I will use one graduated cup measure throughout the recipe instead of using a cup measure, a 1/4 cup measure, etc. Or, I’ll use the 1/4C measure, like above. If it’s sane, I’ll measure the dry ingredients first, then the wet ones. (It’s easy to undo whatever item savings you may have doing this, because you need places to store the chopped onions, etc. for later!)

There’s a point at which this is totally counterproductive and I try and take that into consideration too!

  • Areas messed: washed afterwards

This isn’t as easy to do something about. Even when you reuse an area, a chopping board say, you still should clean it between uses. And, of course, it will need to be cleaned afterwards. You can limit the number of areas used by reusing them, but the quantity of cleaning required is harder, if not impossible, to reduce.

  • Serving tools/utensils used: washed afterwards

There are some obvious ideas, you can use dinner plates, etc. and serve everything together, instead of serving everything in separate dishes. Again, there are limits.


Trying to find ways to do this, I found this article at Bon Appetit. Here’s my comments about the article:

  • Her first idea is to use oven to table pots, instead of using pots & serving dishes.

My take is: Instead of serving items in the pot you cook it, how about plating food in the kitchen? Then the pot doesn’t need to be oven to table ready. If you have a big family or do lots of complicated cooking, this probably won’t work, but there’s two of us. I rarely use “serving” dishes. I sold all my platters because of this. I just don’t do that kind of cooking. When I take food to neighbors, etc. I use baskets, jars, etc. — no serving dishes.

  • Her second idea is to stop using multiple knives for everything, but to use one good knife instead.

My problem with this is that you increase the amount of dish washing mid-recipe, between cutting chicken and onions, say. That said? I set up a loaf pan with soapy water and put used utensils in it as I go. I try and wash them before the meal is served, to save the knives’ wood handles.

  • Number 3 is to get your timing down so as to make the best use of it.

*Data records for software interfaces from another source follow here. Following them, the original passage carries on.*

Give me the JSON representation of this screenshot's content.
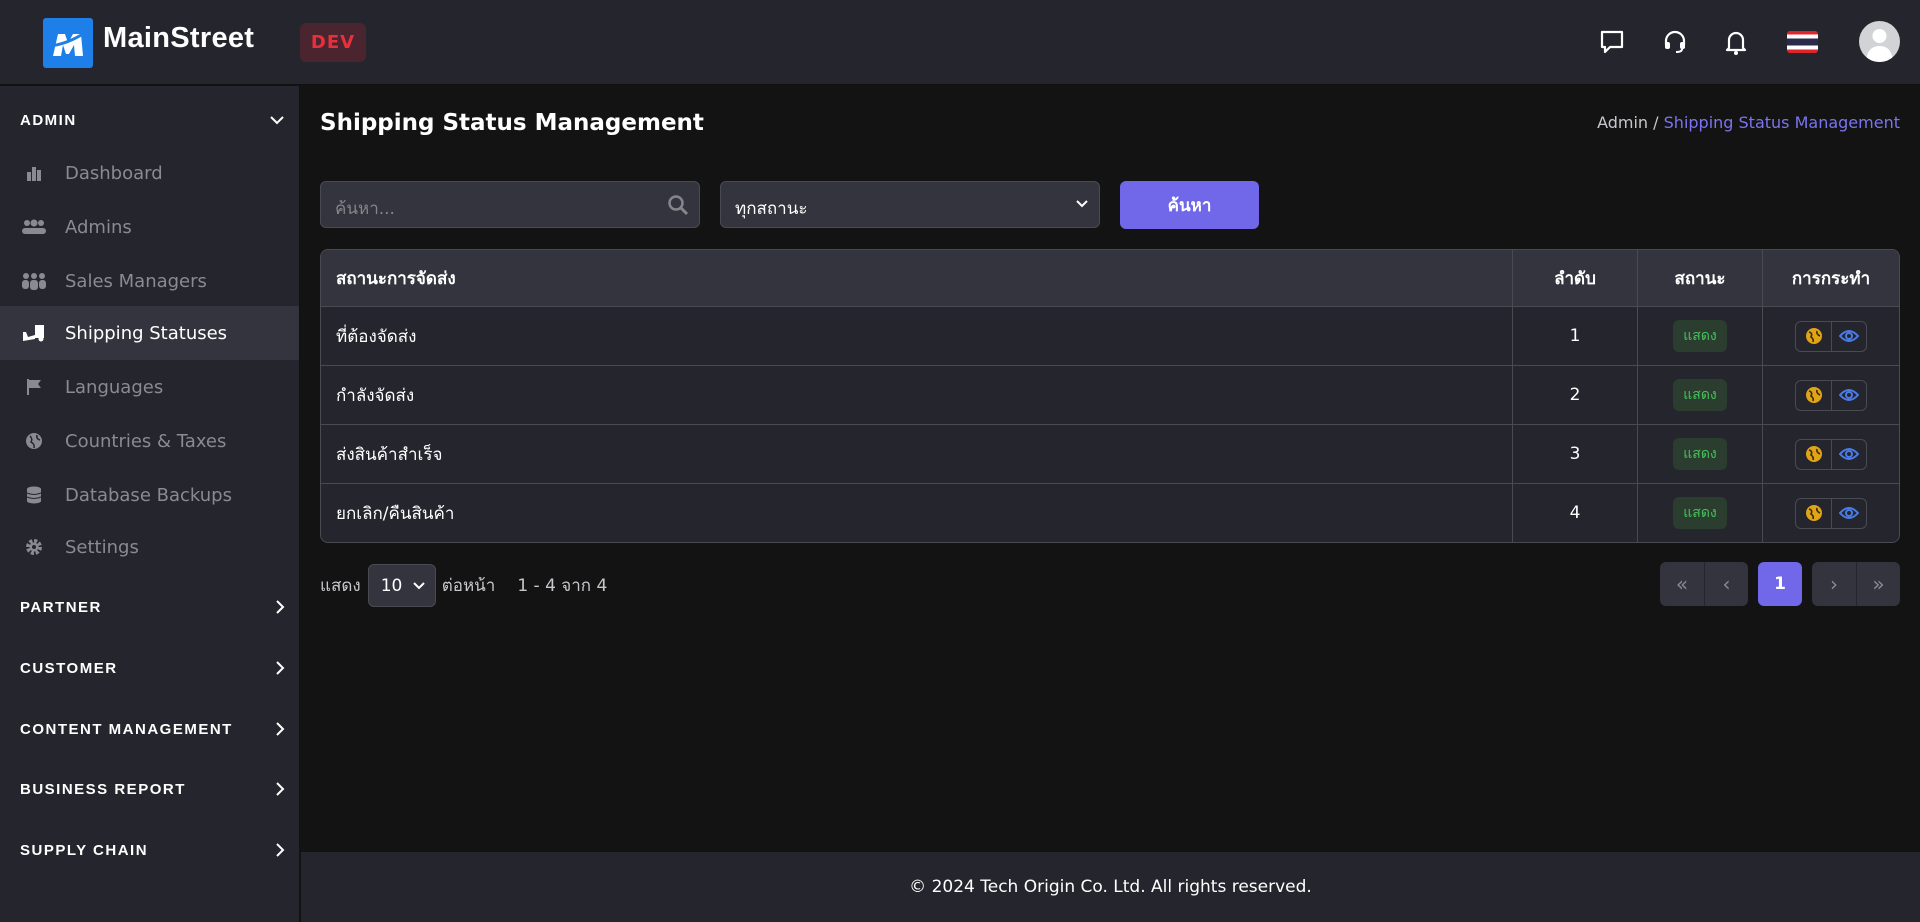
{
  "header": {
    "brand": "MainStreet",
    "env_badge": "DEV",
    "icons": [
      "chat-icon",
      "headset-icon",
      "bell-icon",
      "thai-flag-icon",
      "avatar"
    ]
  },
  "sidebar": {
    "admin_label": "ADMIN",
    "items": [
      {
        "label": "Dashboard",
        "icon": "chart-bar-icon"
      },
      {
        "label": "Admins",
        "icon": "users-icon"
      },
      {
        "label": "Sales Managers",
        "icon": "people-group-icon"
      },
      {
        "label": "Shipping Statuses",
        "icon": "truck-ramp-icon",
        "active": true
      },
      {
        "label": "Languages",
        "icon": "flag-icon"
      },
      {
        "label": "Countries & Taxes",
        "icon": "globe-icon"
      },
      {
        "label": "Database Backups",
        "icon": "database-icon"
      },
      {
        "label": "Settings",
        "icon": "gear-icon"
      }
    ],
    "sections": [
      "PARTNER",
      "CUSTOMER",
      "CONTENT MANAGEMENT",
      "BUSINESS REPORT",
      "SUPPLY CHAIN"
    ]
  },
  "page": {
    "title": "Shipping Status Management",
    "breadcrumb": {
      "root": "Admin",
      "sep": " / ",
      "current": "Shipping Status Management"
    }
  },
  "filters": {
    "search_placeholder": "ค้นหา...",
    "status_select": "ทุกสถานะ",
    "search_button": "ค้นหา"
  },
  "table": {
    "headers": [
      "สถานะการจัดส่ง",
      "ลำดับ",
      "สถานะ",
      "การกระทำ"
    ],
    "rows": [
      {
        "name": "ที่ต้องจัดส่ง",
        "order": "1",
        "status": "แสดง"
      },
      {
        "name": "กำลังจัดส่ง",
        "order": "2",
        "status": "แสดง"
      },
      {
        "name": "ส่งสินค้าสำเร็จ",
        "order": "3",
        "status": "แสดง"
      },
      {
        "name": "ยกเลิก/คืนสินค้า",
        "order": "4",
        "status": "แสดง"
      }
    ]
  },
  "pagination": {
    "show_label": "แสดง",
    "per_page": "10",
    "per_page_label": "ต่อหน้า",
    "range": "1 - 4 จาก 4",
    "current_page": "1"
  },
  "colors": {
    "accent": "#7068e8",
    "badge_green": "#44c15a",
    "dev_red": "#e8303c",
    "translate_icon": "#e0a419",
    "view_icon": "#4a7ce8"
  },
  "footer": {
    "text": "© 2024 Tech Origin Co. Ltd. All rights reserved."
  }
}
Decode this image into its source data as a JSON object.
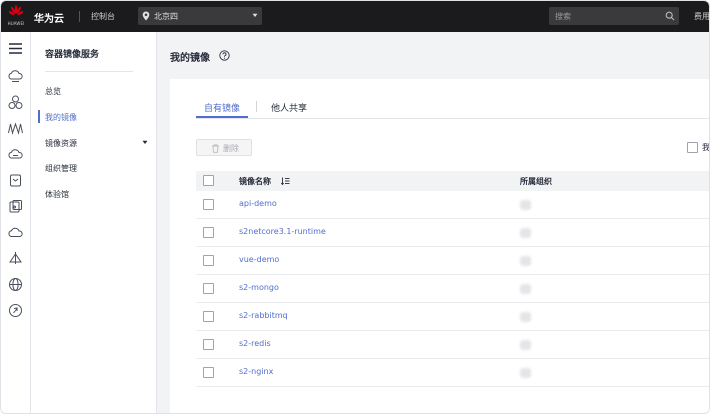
{
  "topbar": {
    "logo_text": "HUAWEI",
    "brand": "华为云",
    "console": "控制台",
    "region": "北京四",
    "search_placeholder": "搜索",
    "fee": "费用"
  },
  "rail": {
    "items": [
      "menu-icon",
      "cloud-server-icon",
      "cluster-icon",
      "network-icon",
      "storage-icon",
      "database-icon",
      "container-icon",
      "cloud-icon",
      "vpn-icon",
      "globe-icon",
      "settings-circle-icon"
    ]
  },
  "sidebar": {
    "title": "容器镜像服务",
    "items": [
      {
        "label": "总览"
      },
      {
        "label": "我的镜像"
      },
      {
        "label": "镜像资源"
      },
      {
        "label": "组织管理"
      },
      {
        "label": "体验馆"
      }
    ]
  },
  "main": {
    "page_title": "我的镜像",
    "tabs": [
      {
        "label": "自有镜像"
      },
      {
        "label": "他人共享"
      }
    ],
    "delete_label": "删除",
    "right_check_label": "我",
    "table": {
      "columns": [
        "镜像名称",
        "所属组织"
      ],
      "rows": [
        {
          "name": "api-demo"
        },
        {
          "name": "s2netcore3.1-runtime"
        },
        {
          "name": "vue-demo"
        },
        {
          "name": "s2-mongo"
        },
        {
          "name": "s2-rabbitmq"
        },
        {
          "name": "s2-redis"
        },
        {
          "name": "s2-nginx"
        }
      ]
    }
  },
  "colors": {
    "topbar_bg": "#1b1b1d",
    "accent": "#526ecc",
    "brand_red": "#e60012",
    "page_bg": "#f2f3f5"
  }
}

Absolutely!

  • The fourth item on that list is an addition to 3, that is, clean whatever you can in the short down times between steps.

Again, I agree! You’d be surprised how many dishes you can wash while the micro is reheating your coffee for 1 minute!

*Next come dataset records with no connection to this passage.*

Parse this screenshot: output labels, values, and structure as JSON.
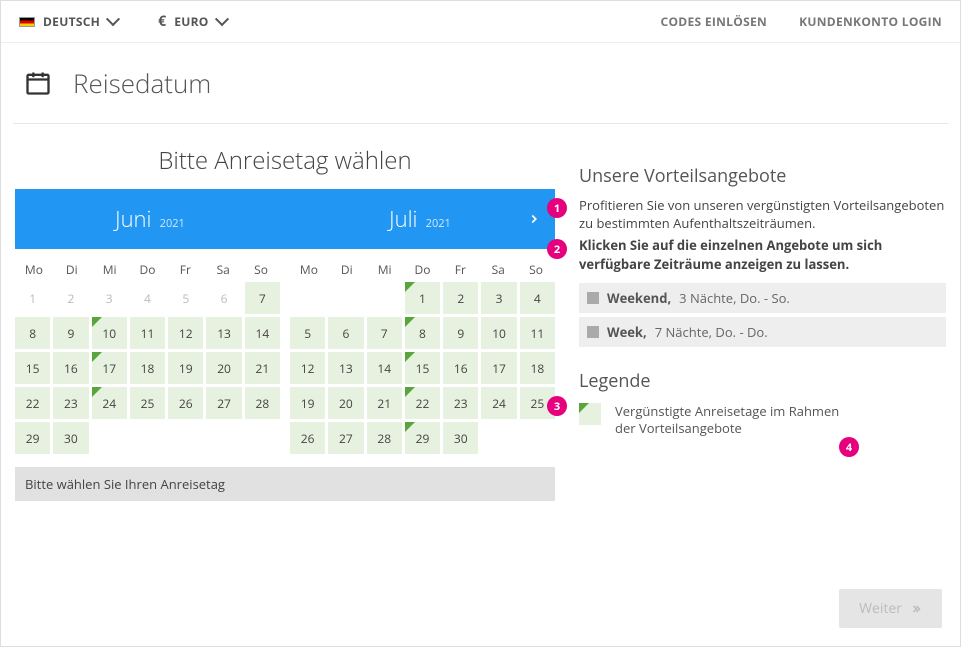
{
  "topbar": {
    "language_label": "DEUTSCH",
    "currency_symbol": "€",
    "currency_label": "EURO",
    "redeem_codes": "CODES EINLÖSEN",
    "account_login": "KUNDENKONTO LOGIN"
  },
  "section": {
    "title": "Reisedatum"
  },
  "calendar": {
    "choose_title": "Bitte Anreisetag wählen",
    "status_text": "Bitte wählen Sie Ihren Anreisetag",
    "dow": [
      "Mo",
      "Di",
      "Mi",
      "Do",
      "Fr",
      "Sa",
      "So"
    ],
    "months": [
      {
        "name": "Juni",
        "year": "2021",
        "lead_blanks": 0,
        "days": [
          {
            "n": 1,
            "disabled": true
          },
          {
            "n": 2,
            "disabled": true
          },
          {
            "n": 3,
            "disabled": true
          },
          {
            "n": 4,
            "disabled": true
          },
          {
            "n": 5,
            "disabled": true
          },
          {
            "n": 6,
            "disabled": true
          },
          {
            "n": 7,
            "avail": true
          },
          {
            "n": 8,
            "avail": true
          },
          {
            "n": 9,
            "avail": true
          },
          {
            "n": 10,
            "avail": true,
            "offer": true
          },
          {
            "n": 11,
            "avail": true
          },
          {
            "n": 12,
            "avail": true
          },
          {
            "n": 13,
            "avail": true
          },
          {
            "n": 14,
            "avail": true
          },
          {
            "n": 15,
            "avail": true
          },
          {
            "n": 16,
            "avail": true
          },
          {
            "n": 17,
            "avail": true,
            "offer": true
          },
          {
            "n": 18,
            "avail": true
          },
          {
            "n": 19,
            "avail": true
          },
          {
            "n": 20,
            "avail": true
          },
          {
            "n": 21,
            "avail": true
          },
          {
            "n": 22,
            "avail": true
          },
          {
            "n": 23,
            "avail": true
          },
          {
            "n": 24,
            "avail": true,
            "offer": true
          },
          {
            "n": 25,
            "avail": true
          },
          {
            "n": 26,
            "avail": true
          },
          {
            "n": 27,
            "avail": true
          },
          {
            "n": 28,
            "avail": true
          },
          {
            "n": 29,
            "avail": true
          },
          {
            "n": 30,
            "avail": true
          }
        ]
      },
      {
        "name": "Juli",
        "year": "2021",
        "lead_blanks": 3,
        "days": [
          {
            "n": 1,
            "avail": true,
            "offer": true
          },
          {
            "n": 2,
            "avail": true
          },
          {
            "n": 3,
            "avail": true
          },
          {
            "n": 4,
            "avail": true
          },
          {
            "n": 5,
            "avail": true
          },
          {
            "n": 6,
            "avail": true
          },
          {
            "n": 7,
            "avail": true
          },
          {
            "n": 8,
            "avail": true,
            "offer": true
          },
          {
            "n": 9,
            "avail": true
          },
          {
            "n": 10,
            "avail": true
          },
          {
            "n": 11,
            "avail": true
          },
          {
            "n": 12,
            "avail": true
          },
          {
            "n": 13,
            "avail": true
          },
          {
            "n": 14,
            "avail": true
          },
          {
            "n": 15,
            "avail": true,
            "offer": true
          },
          {
            "n": 16,
            "avail": true
          },
          {
            "n": 17,
            "avail": true
          },
          {
            "n": 18,
            "avail": true
          },
          {
            "n": 19,
            "avail": true
          },
          {
            "n": 20,
            "avail": true
          },
          {
            "n": 21,
            "avail": true
          },
          {
            "n": 22,
            "avail": true,
            "offer": true
          },
          {
            "n": 23,
            "avail": true
          },
          {
            "n": 24,
            "avail": true
          },
          {
            "n": 25,
            "avail": true
          },
          {
            "n": 26,
            "avail": true
          },
          {
            "n": 27,
            "avail": true
          },
          {
            "n": 28,
            "avail": true
          },
          {
            "n": 29,
            "avail": true,
            "offer": true
          },
          {
            "n": 30,
            "avail": true
          }
        ]
      }
    ]
  },
  "offers": {
    "title": "Unsere Vorteilsangebote",
    "intro": "Profitieren Sie von unseren vergünstigten Vorteilsangeboten zu bestimmten Aufenthaltszeiträumen.",
    "hint": "Klicken Sie auf die einzelnen Angebote um sich verfügbare Zeiträume anzeigen zu lassen.",
    "items": [
      {
        "name": "Weekend,",
        "desc": "3 Nächte, Do. - So."
      },
      {
        "name": "Week,",
        "desc": "7 Nächte, Do. - Do."
      }
    ]
  },
  "legend": {
    "title": "Legende",
    "text": "Vergünstigte Anreisetage im Rahmen der Vorteilsangebote"
  },
  "next_button": "Weiter",
  "annotations": [
    "1",
    "2",
    "3",
    "4"
  ]
}
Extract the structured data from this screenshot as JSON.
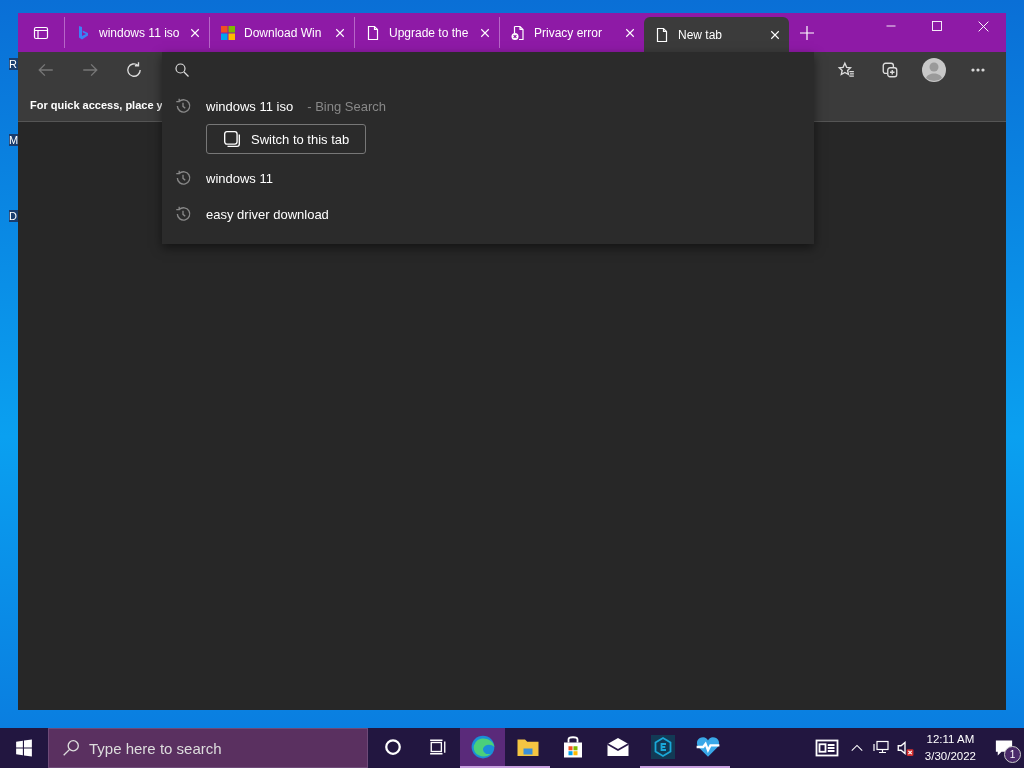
{
  "desktop": {
    "icon_labels": [
      "R",
      "M",
      "D"
    ]
  },
  "browser": {
    "tabs": [
      {
        "title": "windows 11 iso",
        "kind": "bing",
        "selected": false
      },
      {
        "title": "Download Win",
        "kind": "microsoft",
        "selected": false
      },
      {
        "title": "Upgrade to the",
        "kind": "page",
        "selected": false
      },
      {
        "title": "Privacy error",
        "kind": "page-error",
        "selected": false
      },
      {
        "title": "New tab",
        "kind": "page",
        "selected": true
      }
    ],
    "favorites_bar": {
      "text": "For quick access, place y"
    },
    "suggestions": [
      {
        "text": "windows 11 iso",
        "suffix": "- Bing Search",
        "action": "Switch to this tab"
      },
      {
        "text": "windows 11"
      },
      {
        "text": "easy driver download"
      }
    ]
  },
  "taskbar": {
    "search": {
      "placeholder": "Type here to search"
    },
    "apps": [
      {
        "kind": "cortana",
        "running": false,
        "selected": false
      },
      {
        "kind": "task-view",
        "running": false,
        "selected": false
      },
      {
        "kind": "edge",
        "running": true,
        "selected": true
      },
      {
        "kind": "explorer",
        "running": true,
        "selected": false
      },
      {
        "kind": "store",
        "running": false,
        "selected": false
      },
      {
        "kind": "mail",
        "running": false,
        "selected": false
      },
      {
        "kind": "shield",
        "running": true,
        "selected": false
      },
      {
        "kind": "health",
        "running": true,
        "selected": false
      }
    ],
    "time": "12:11 AM",
    "date": "3/30/2022",
    "notification_count": "1"
  }
}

  • Don’t use two items when one will do is her fifth idea.

I’ve worked at this for a while now. [I fixed the typo; I’m an editor, right?]

  • Item #6: Rinse and reuse prep tools rather than using new ones.

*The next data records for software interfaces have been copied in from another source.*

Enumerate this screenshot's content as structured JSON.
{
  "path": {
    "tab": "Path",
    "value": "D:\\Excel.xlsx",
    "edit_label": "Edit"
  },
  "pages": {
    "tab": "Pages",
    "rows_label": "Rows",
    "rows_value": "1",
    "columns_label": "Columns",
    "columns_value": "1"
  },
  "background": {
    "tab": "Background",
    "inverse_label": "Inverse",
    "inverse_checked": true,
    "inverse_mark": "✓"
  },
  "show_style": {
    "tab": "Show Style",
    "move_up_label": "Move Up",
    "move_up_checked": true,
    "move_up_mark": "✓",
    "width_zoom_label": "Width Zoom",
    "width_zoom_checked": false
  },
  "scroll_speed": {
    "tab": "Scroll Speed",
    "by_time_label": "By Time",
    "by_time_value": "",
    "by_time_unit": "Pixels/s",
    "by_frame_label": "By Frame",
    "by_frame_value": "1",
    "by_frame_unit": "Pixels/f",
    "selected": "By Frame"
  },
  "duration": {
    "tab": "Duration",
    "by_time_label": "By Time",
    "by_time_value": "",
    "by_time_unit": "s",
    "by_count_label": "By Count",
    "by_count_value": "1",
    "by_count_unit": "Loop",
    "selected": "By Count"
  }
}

Also part of #5. In most cases, I’d probably WASH rather than just rinse. It depends on what I’d used it for, when. Rinsing the spoon you used to add the last of the spices to a cooked dish is fine. Only rinsing a spoon used for the initial mixing a dish with raw chicken? Nope.

  • Her last idea is to buy a scale and never use measuring spoons, etc. again.

That’s fine, if all your recipes have weight as well as volume measurements provided. But, many of my recipes don’t.  I’m not really interested in converting 1,000s of recipes so that I know a 1/2 tsp of salt weighs whatever it does. Might be interesting to do for some things. But even the salt won’t work, because you won’t eliminate anything: you need a container to put the salt into, to measure it. If you’re making a curry dish where all the spices are added individually, yeah, sure, use and reuse the same small bowl, but for a beef roast’s gravy?

Even if you use a scale instead of a volume measure, you still haven’t eliminated an item to wash, so like all of these suggestions, I’d take it “with a grain of salt.” [Couldn’t resist that!]


I’m not sure what conclusions this exercise gave me?

stack of dirty pots & pans

( Image isn’t mine, as usual, via images.google.com )

The four areas of mess making (food storage, cooking tools, cooking areas, and serving/eating tools)  was a moment of clarity I hadn’t had before. Unfortunately, the nature of acquiring/storing food, manipulating it for use, and serving it has only so many ways it can be simplified.

More thought required!